1 Akinogis

Essays On Franklin D Roosevelt And The New Deal

In the summer of 1932, Franklin D. Roosevelt, Governor of New York, was nominated as the presidential candidate of the Democratic Party. In his acceptance speech, Roosevelt addressed the problems of the depression by telling the American people that, "I pledge you, I pledge myself, to a new deal for the American people." In the election that took place in the fall of 1932, Roosevelt won by a landslide.

The New Deal Roosevelt had promised the American people began to take shape immediately after his inauguration in March 1933. Based on the assumption that the power of the federal government was needed to get the country out of the depression, the first days of Roosevelt's administration saw the passage of banking reform laws, emergency relief programs, work relief programs, and agricultural programs. Later, a second New Deal was to evolve; it included union protection programs, the Social Security Act, and programs to aid tenant farmers and migrant workers. Many of the New Deal acts or agencies came to be known by their acronyms. For example, the Works Progress Administration was known as the WPA, while the Civilian Conservation Corps was known as the CCC. Many people remarked that the New Deal programs reminded them of alphabet soup.

By 1939, the New Deal had run its course. In the short term, New Deal programs helped improve the lives of people suffering from the events of the depression. In the long run, New Deal programs set a precedent for the federal government to play a key role in the economic and social affairs of the nation.

To search for more documents in American Memory related to New Deal programs and agencies, use such terms as Works Progress Administration, Civilian Conservation Corps, Public Works Administration, Farm Security Administration, and the National Recovery Administration.
top of page

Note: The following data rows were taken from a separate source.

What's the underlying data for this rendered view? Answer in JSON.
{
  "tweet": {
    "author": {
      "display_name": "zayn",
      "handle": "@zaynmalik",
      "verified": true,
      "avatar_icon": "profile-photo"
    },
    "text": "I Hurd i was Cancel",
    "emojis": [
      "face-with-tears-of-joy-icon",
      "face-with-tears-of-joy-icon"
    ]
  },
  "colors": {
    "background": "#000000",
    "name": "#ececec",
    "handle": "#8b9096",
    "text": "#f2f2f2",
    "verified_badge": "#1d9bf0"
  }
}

Show More

When Franklin D. Roosevelt accepted the Democratic nomination for presidency in 1932, he promised the American people a “New Deal.” The New Deal was President Roosevelt’s program to deal with the deepening Great Depression. On March 9, 1933, exactly five days after his inauguration, FDR kept his promise he made to the people and began implementing his New Deal. The purpose of the New Deal was to relieve the economic hardship, to help millions of Americans, and to solve the unemployment problem. However, after the New Deal was implemented, the economic system worsened through increased inflation and heavy deficit. Millions of farmers were left destitute, businesses failed, and the unemployment rate rose drastically. As a result, FDR’s…show more content…

Approximately six million pigs were killed in 1933. When farmers took their land out of production according to government regulation, thousands of black sharecroppers and tenant farmers were thrown off their land. As a result of AAA, farm production declined and many more people were hungry, jobless, and homeless. Another New Deal program was the National Recovery Act (NRA). Its stated purpose was to regulate business, develop price codes, set wages and manage working condition and schedules. The result was that the shorter hours and higher wages increased business costs and forced businesses to reduce staff. After the NRA was implemented, unemployment rose to thirteen million. In order to finance all of Roosevelt’s government projects, the federal government resorted to heavy deficit financing. In 1934, Roosevelt’s budget projected an income of three billion and an expense of ten billion. The national debt grew from $22 ½ billion in 1933 to $40 ½ billion in 1939. To deal with the growing government need of money, taxes were raised in 1933, 1934, and again in 1935. The restricted economic growth lengthened the depression. All FDR’s plans failed, and there were more American people unemployed in 1940 than in 1932. During FDR’s twelve year term, he implemented numerous government policies and programs, the purpose of which was to benefit and aid the American people and the economy. The Emergency Banking Relief Act was

Leave a Comment

(0 Comments)

Your email address will not be published. Required fields are marked *